(Element data from apps and pages)
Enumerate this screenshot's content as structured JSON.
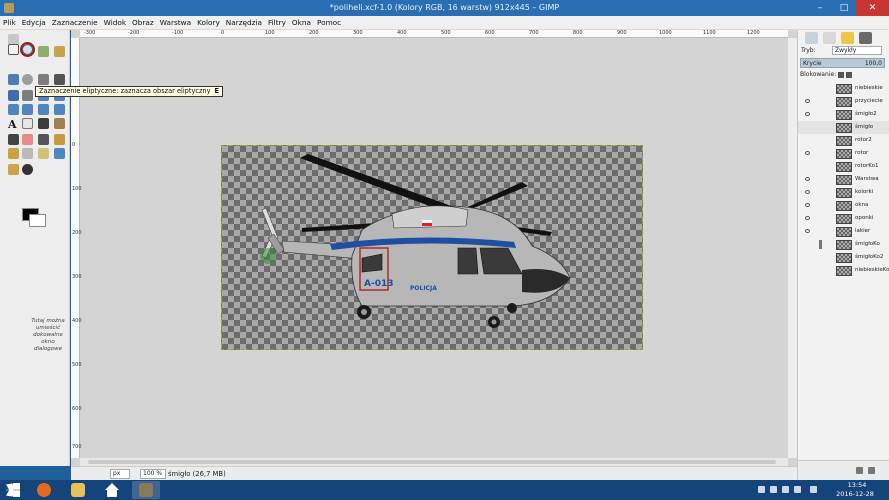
{
  "window": {
    "title": "*poliheli.xcf-1.0 (Kolory RGB, 16 warstw) 912x445 – GIMP",
    "min_icon": "minimize-icon",
    "max_icon": "maximize-icon",
    "close_icon": "close-icon",
    "min_glyph": "–",
    "max_glyph": "□",
    "close_glyph": "✕"
  },
  "menu": {
    "items": [
      "Plik",
      "Edycja",
      "Zaznaczenie",
      "Widok",
      "Obraz",
      "Warstwa",
      "Kolory",
      "Narzędzia",
      "Filtry",
      "Okna",
      "Pomoc"
    ]
  },
  "toolbox": {
    "tooltip": "Zaznaczenie eliptyczne: zaznacza obszar eliptyczny",
    "tooltip_shortcut": "E",
    "dock_hint": "Tutaj można umieścić dokowalne okno dialogowe"
  },
  "rulers": {
    "top": [
      "-300",
      "-200",
      "-100",
      "0",
      "100",
      "200",
      "300",
      "400",
      "500",
      "600",
      "700",
      "800",
      "900",
      "1000",
      "1100",
      "1200"
    ],
    "left": [
      "0",
      "100",
      "200",
      "300",
      "400",
      "500",
      "600",
      "700"
    ]
  },
  "status": {
    "unit": "px",
    "zoom": "100 %",
    "info": "śmigło (26,7 MB)"
  },
  "layers_panel": {
    "mode_label": "Tryb:",
    "mode_value": "Zwykły",
    "opacity_label": "Krycie",
    "opacity_value": "100,0",
    "lock_label": "Blokowanie:",
    "layers": [
      {
        "name": "niebieskie",
        "visible": false,
        "active": false
      },
      {
        "name": "przyciecie",
        "visible": true,
        "active": false
      },
      {
        "name": "śmigło2",
        "visible": true,
        "active": false
      },
      {
        "name": "śmigło",
        "visible": false,
        "active": true
      },
      {
        "name": "rotor2",
        "visible": false,
        "active": false
      },
      {
        "name": "rotor",
        "visible": true,
        "active": false
      },
      {
        "name": "rotorKo1",
        "visible": false,
        "active": false
      },
      {
        "name": "Warstwa",
        "visible": true,
        "active": false
      },
      {
        "name": "kolorki",
        "visible": true,
        "active": false
      },
      {
        "name": "okna",
        "visible": true,
        "active": false
      },
      {
        "name": "oponki",
        "visible": true,
        "active": false
      },
      {
        "name": "lakier",
        "visible": true,
        "active": false
      },
      {
        "name": "śmigłoKo",
        "visible": false,
        "active": false
      },
      {
        "name": "śmigłoKo2",
        "visible": false,
        "active": false
      },
      {
        "name": "niebieskieKo",
        "visible": false,
        "active": false
      }
    ]
  },
  "canvas": {
    "aircraft_labels": [
      "A-013",
      "POLICJA"
    ]
  },
  "taskbar": {
    "time": "13:54",
    "date": "2016-12-28"
  }
}
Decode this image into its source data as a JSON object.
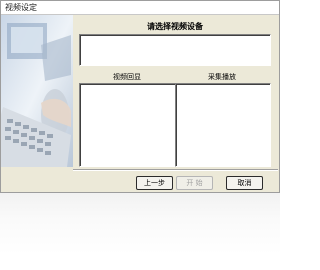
{
  "window": {
    "title": "视频设定"
  },
  "dialog": {
    "heading": "请选择视频设备",
    "preview_label": "视频回显",
    "format_label": "采集播放"
  },
  "buttons": {
    "prev": "上一步",
    "start": "开 始",
    "cancel": "取消"
  },
  "colors": {
    "dialog_bg": "#ece9d8",
    "list_bg": "#ffffff",
    "disabled_text": "#a0a0a0"
  }
}
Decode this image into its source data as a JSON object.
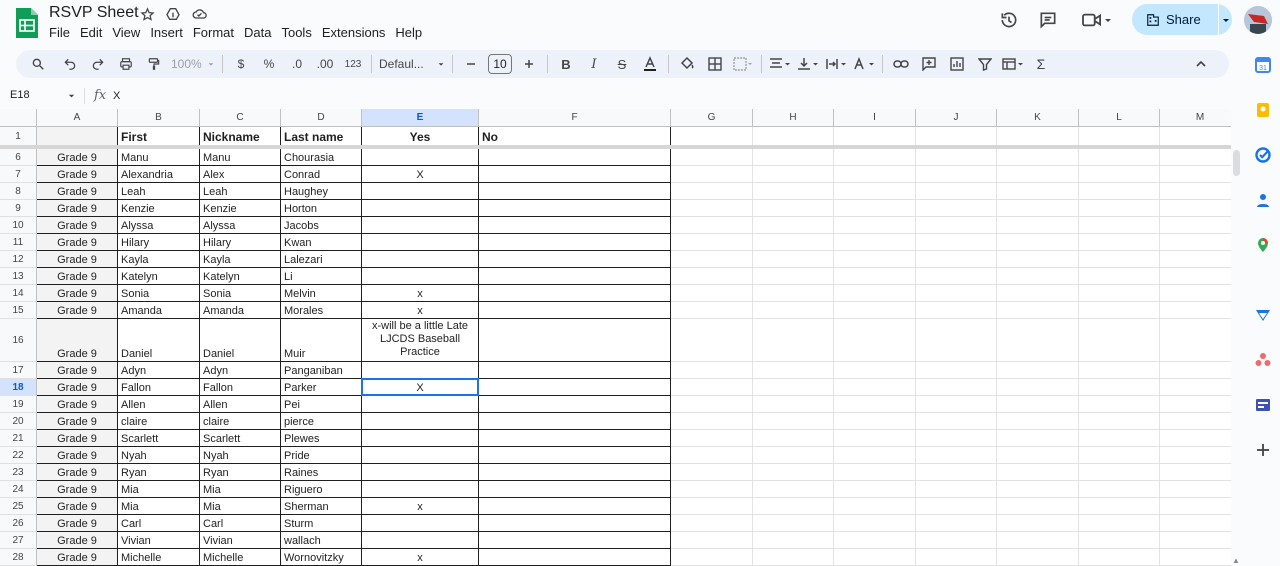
{
  "doc": {
    "title": "RSVP Sheet"
  },
  "menu": [
    "File",
    "Edit",
    "View",
    "Insert",
    "Format",
    "Data",
    "Tools",
    "Extensions",
    "Help"
  ],
  "share": {
    "label": "Share"
  },
  "toolbar": {
    "zoom": "100%",
    "currency": "$",
    "percent": "%",
    "dec_decrease": ".0",
    "dec_increase": ".00",
    "number_format": "123",
    "font": "Defaul...",
    "font_size": "10"
  },
  "formula": {
    "cell_ref": "E18",
    "value": "X"
  },
  "columns": [
    "A",
    "B",
    "C",
    "D",
    "E",
    "F",
    "G",
    "H",
    "I",
    "J",
    "K",
    "L",
    "M"
  ],
  "header_row": {
    "row": "1",
    "A": "",
    "B": "First",
    "C": "Nickname",
    "D": "Last name",
    "E": "Yes",
    "F": "No"
  },
  "rows": [
    {
      "n": "6",
      "A": "Grade 9",
      "B": "Manu",
      "C": "Manu",
      "D": "Chourasia",
      "E": ""
    },
    {
      "n": "7",
      "A": "Grade 9",
      "B": "Alexandria",
      "C": "Alex",
      "D": "Conrad",
      "E": "X"
    },
    {
      "n": "8",
      "A": "Grade 9",
      "B": "Leah",
      "C": "Leah",
      "D": "Haughey",
      "E": ""
    },
    {
      "n": "9",
      "A": "Grade 9",
      "B": "Kenzie",
      "C": "Kenzie",
      "D": "Horton",
      "E": ""
    },
    {
      "n": "10",
      "A": "Grade 9",
      "B": "Alyssa",
      "C": "Alyssa",
      "D": "Jacobs",
      "E": ""
    },
    {
      "n": "11",
      "A": "Grade 9",
      "B": "Hilary",
      "C": "Hilary",
      "D": "Kwan",
      "E": ""
    },
    {
      "n": "12",
      "A": "Grade 9",
      "B": "Kayla",
      "C": "Kayla",
      "D": "Lalezari",
      "E": ""
    },
    {
      "n": "13",
      "A": "Grade 9",
      "B": "Katelyn",
      "C": "Katelyn",
      "D": "Li",
      "E": ""
    },
    {
      "n": "14",
      "A": "Grade 9",
      "B": "Sonia",
      "C": "Sonia",
      "D": "Melvin",
      "E": "x"
    },
    {
      "n": "15",
      "A": "Grade 9",
      "B": "Amanda",
      "C": "Amanda",
      "D": "Morales",
      "E": "x"
    },
    {
      "n": "16",
      "A": "Grade 9",
      "B": "Daniel",
      "C": "Daniel",
      "D": "Muir",
      "E": "x-will be a little Late LJCDS Baseball Practice"
    },
    {
      "n": "17",
      "A": "Grade 9",
      "B": "Adyn",
      "C": "Adyn",
      "D": "Panganiban",
      "E": ""
    },
    {
      "n": "18",
      "A": "Grade 9",
      "B": "Fallon",
      "C": "Fallon",
      "D": "Parker",
      "E": "X"
    },
    {
      "n": "19",
      "A": "Grade 9",
      "B": "Allen",
      "C": "Allen",
      "D": "Pei",
      "E": ""
    },
    {
      "n": "20",
      "A": "Grade 9",
      "B": "claire",
      "C": "claire",
      "D": "pierce",
      "E": ""
    },
    {
      "n": "21",
      "A": "Grade 9",
      "B": "Scarlett",
      "C": "Scarlett",
      "D": "Plewes",
      "E": ""
    },
    {
      "n": "22",
      "A": "Grade 9",
      "B": "Nyah",
      "C": "Nyah",
      "D": "Pride",
      "E": ""
    },
    {
      "n": "23",
      "A": "Grade 9",
      "B": "Ryan",
      "C": "Ryan",
      "D": "Raines",
      "E": ""
    },
    {
      "n": "24",
      "A": "Grade 9",
      "B": "Mia",
      "C": "Mia",
      "D": "Riguero",
      "E": ""
    },
    {
      "n": "25",
      "A": "Grade 9",
      "B": "Mia",
      "C": "Mia",
      "D": "Sherman",
      "E": "x"
    },
    {
      "n": "26",
      "A": "Grade 9",
      "B": "Carl",
      "C": "Carl",
      "D": "Sturm",
      "E": ""
    },
    {
      "n": "27",
      "A": "Grade 9",
      "B": "Vivian",
      "C": "Vivian",
      "D": "wallach",
      "E": ""
    },
    {
      "n": "28",
      "A": "Grade 9",
      "B": "Michelle",
      "C": "Michelle",
      "D": "Wornovitzky",
      "E": "x"
    }
  ]
}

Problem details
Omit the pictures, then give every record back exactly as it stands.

Exercise output
Enumerate this screenshot's content as structured JSON.
{
  "window": {
    "title": "*poliheli.xcf-1.0 (Kolory RGB, 16 warstw) 912x445 – GIMP",
    "min_icon": "minimize-icon",
    "max_icon": "maximize-icon",
    "close_icon": "close-icon",
    "min_glyph": "–",
    "max_glyph": "□",
    "close_glyph": "✕"
  },
  "menu": {
    "items": [
      "Plik",
      "Edycja",
      "Zaznaczenie",
      "Widok",
      "Obraz",
      "Warstwa",
      "Kolory",
      "Narzędzia",
      "Filtry",
      "Okna",
      "Pomoc"
    ]
  },
  "toolbox": {
    "tooltip": "Zaznaczenie eliptyczne: zaznacza obszar eliptyczny",
    "tooltip_shortcut": "E",
    "dock_hint": "Tutaj można umieścić dokowalne okno dialogowe"
  },
  "rulers": {
    "top": [
      "-300",
      "-200",
      "-100",
      "0",
      "100",
      "200",
      "300",
      "400",
      "500",
      "600",
      "700",
      "800",
      "900",
      "1000",
      "1100",
      "1200"
    ],
    "left": [
      "0",
      "100",
      "200",
      "300",
      "400",
      "500",
      "600",
      "700"
    ]
  },
  "status": {
    "unit": "px",
    "zoom": "100 %",
    "info": "śmigło (26,7 MB)"
  },
  "layers_panel": {
    "mode_label": "Tryb:",
    "mode_value": "Zwykły",
    "opacity_label": "Krycie",
    "opacity_value": "100,0",
    "lock_label": "Blokowanie:",
    "layers": [
      {
        "name": "niebieskie",
        "visible": false,
        "active": false
      },
      {
        "name": "przyciecie",
        "visible": true,
        "active": false
      },
      {
        "name": "śmigło2",
        "visible": true,
        "active": false
      },
      {
        "name": "śmigło",
        "visible": false,
        "active": true
      },
      {
        "name": "rotor2",
        "visible": false,
        "active": false
      },
      {
        "name": "rotor",
        "visible": true,
        "active": false
      },
      {
        "name": "rotorKo1",
        "visible": false,
        "active": false
      },
      {
        "name": "Warstwa",
        "visible": true,
        "active": false
      },
      {
        "name": "kolorki",
        "visible": true,
        "active": false
      },
      {
        "name": "okna",
        "visible": true,
        "active": false
      },
      {
        "name": "oponki",
        "visible": true,
        "active": false
      },
      {
        "name": "lakier",
        "visible": true,
        "active": false
      },
      {
        "name": "śmigłoKo",
        "visible": false,
        "active": false
      },
      {
        "name": "śmigłoKo2",
        "visible": false,
        "active": false
      },
      {
        "name": "niebieskieKo",
        "visible": false,
        "active": false
      }
    ]
  },
  "canvas": {
    "aircraft_labels": [
      "A-013",
      "POLICJA"
    ]
  },
  "taskbar": {
    "time": "13:54",
    "date": "2016-12-28"
  }
}
Decode this image into its source data as a JSON object.
{
  "window": {
    "title": "视频设定"
  },
  "dialog": {
    "heading": "请选择视频设备",
    "preview_label": "视频回显",
    "format_label": "采集播放"
  },
  "buttons": {
    "prev": "上一步",
    "start": "开 始",
    "cancel": "取消"
  },
  "colors": {
    "dialog_bg": "#ece9d8",
    "list_bg": "#ffffff",
    "disabled_text": "#a0a0a0"
  }
}
Decode this image into its source data as a JSON object.
{
  "doc": {
    "title": "RSVP Sheet"
  },
  "menu": [
    "File",
    "Edit",
    "View",
    "Insert",
    "Format",
    "Data",
    "Tools",
    "Extensions",
    "Help"
  ],
  "share": {
    "label": "Share"
  },
  "toolbar": {
    "zoom": "100%",
    "currency": "$",
    "percent": "%",
    "dec_decrease": ".0",
    "dec_increase": ".00",
    "number_format": "123",
    "font": "Defaul...",
    "font_size": "10"
  },
  "formula": {
    "cell_ref": "E18",
    "value": "X"
  },
  "columns": [
    "A",
    "B",
    "C",
    "D",
    "E",
    "F",
    "G",
    "H",
    "I",
    "J",
    "K",
    "L",
    "M"
  ],
  "header_row": {
    "row": "1",
    "A": "",
    "B": "First",
    "C": "Nickname",
    "D": "Last name",
    "E": "Yes",
    "F": "No"
  },
  "rows": [
    {
      "n": "6",
      "A": "Grade 9",
      "B": "Manu",
      "C": "Manu",
      "D": "Chourasia",
      "E": ""
    },
    {
      "n": "7",
      "A": "Grade 9",
      "B": "Alexandria",
      "C": "Alex",
      "D": "Conrad",
      "E": "X"
    },
    {
      "n": "8",
      "A": "Grade 9",
      "B": "Leah",
      "C": "Leah",
      "D": "Haughey",
      "E": ""
    },
    {
      "n": "9",
      "A": "Grade 9",
      "B": "Kenzie",
      "C": "Kenzie",
      "D": "Horton",
      "E": ""
    },
    {
      "n": "10",
      "A": "Grade 9",
      "B": "Alyssa",
      "C": "Alyssa",
      "D": "Jacobs",
      "E": ""
    },
    {
      "n": "11",
      "A": "Grade 9",
      "B": "Hilary",
      "C": "Hilary",
      "D": "Kwan",
      "E": ""
    },
    {
      "n": "12",
      "A": "Grade 9",
      "B": "Kayla",
      "C": "Kayla",
      "D": "Lalezari",
      "E": ""
    },
    {
      "n": "13",
      "A": "Grade 9",
      "B": "Katelyn",
      "C": "Katelyn",
      "D": "Li",
      "E": ""
    },
    {
      "n": "14",
      "A": "Grade 9",
      "B": "Sonia",
      "C": "Sonia",
      "D": "Melvin",
      "E": "x"
    },
    {
      "n": "15",
      "A": "Grade 9",
      "B": "Amanda",
      "C": "Amanda",
      "D": "Morales",
      "E": "x"
    },
    {
      "n": "16",
      "A": "Grade 9",
      "B": "Daniel",
      "C": "Daniel",
      "D": "Muir",
      "E": "x-will be a little Late LJCDS Baseball Practice"
    },
    {
      "n": "17",
      "A": "Grade 9",
      "B": "Adyn",
      "C": "Adyn",
      "D": "Panganiban",
      "E": ""
    },
    {
      "n": "18",
      "A": "Grade 9",
      "B": "Fallon",
      "C": "Fallon",
      "D": "Parker",
      "E": "X"
    },
    {
      "n": "19",
      "A": "Grade 9",
      "B": "Allen",
      "C": "Allen",
      "D": "Pei",
      "E": ""
    },
    {
      "n": "20",
      "A": "Grade 9",
      "B": "claire",
      "C": "claire",
      "D": "pierce",
      "E": ""
    },
    {
      "n": "21",
      "A": "Grade 9",
      "B": "Scarlett",
      "C": "Scarlett",
      "D": "Plewes",
      "E": ""
    },
    {
      "n": "22",
      "A": "Grade 9",
      "B": "Nyah",
      "C": "Nyah",
      "D": "Pride",
      "E": ""
    },
    {
      "n": "23",
      "A": "Grade 9",
      "B": "Ryan",
      "C": "Ryan",
      "D": "Raines",
      "E": ""
    },
    {
      "n": "24",
      "A": "Grade 9",
      "B": "Mia",
      "C": "Mia",
      "D": "Riguero",
      "E": ""
    },
    {
      "n": "25",
      "A": "Grade 9",
      "B": "Mia",
      "C": "Mia",
      "D": "Sherman",
      "E": "x"
    },
    {
      "n": "26",
      "A": "Grade 9",
      "B": "Carl",
      "C": "Carl",
      "D": "Sturm",
      "E": ""
    },
    {
      "n": "27",
      "A": "Grade 9",
      "B": "Vivian",
      "C": "Vivian",
      "D": "wallach",
      "E": ""
    },
    {
      "n": "28",
      "A": "Grade 9",
      "B": "Michelle",
      "C": "Michelle",
      "D": "Wornovitzky",
      "E": "x"
    }
  ]
}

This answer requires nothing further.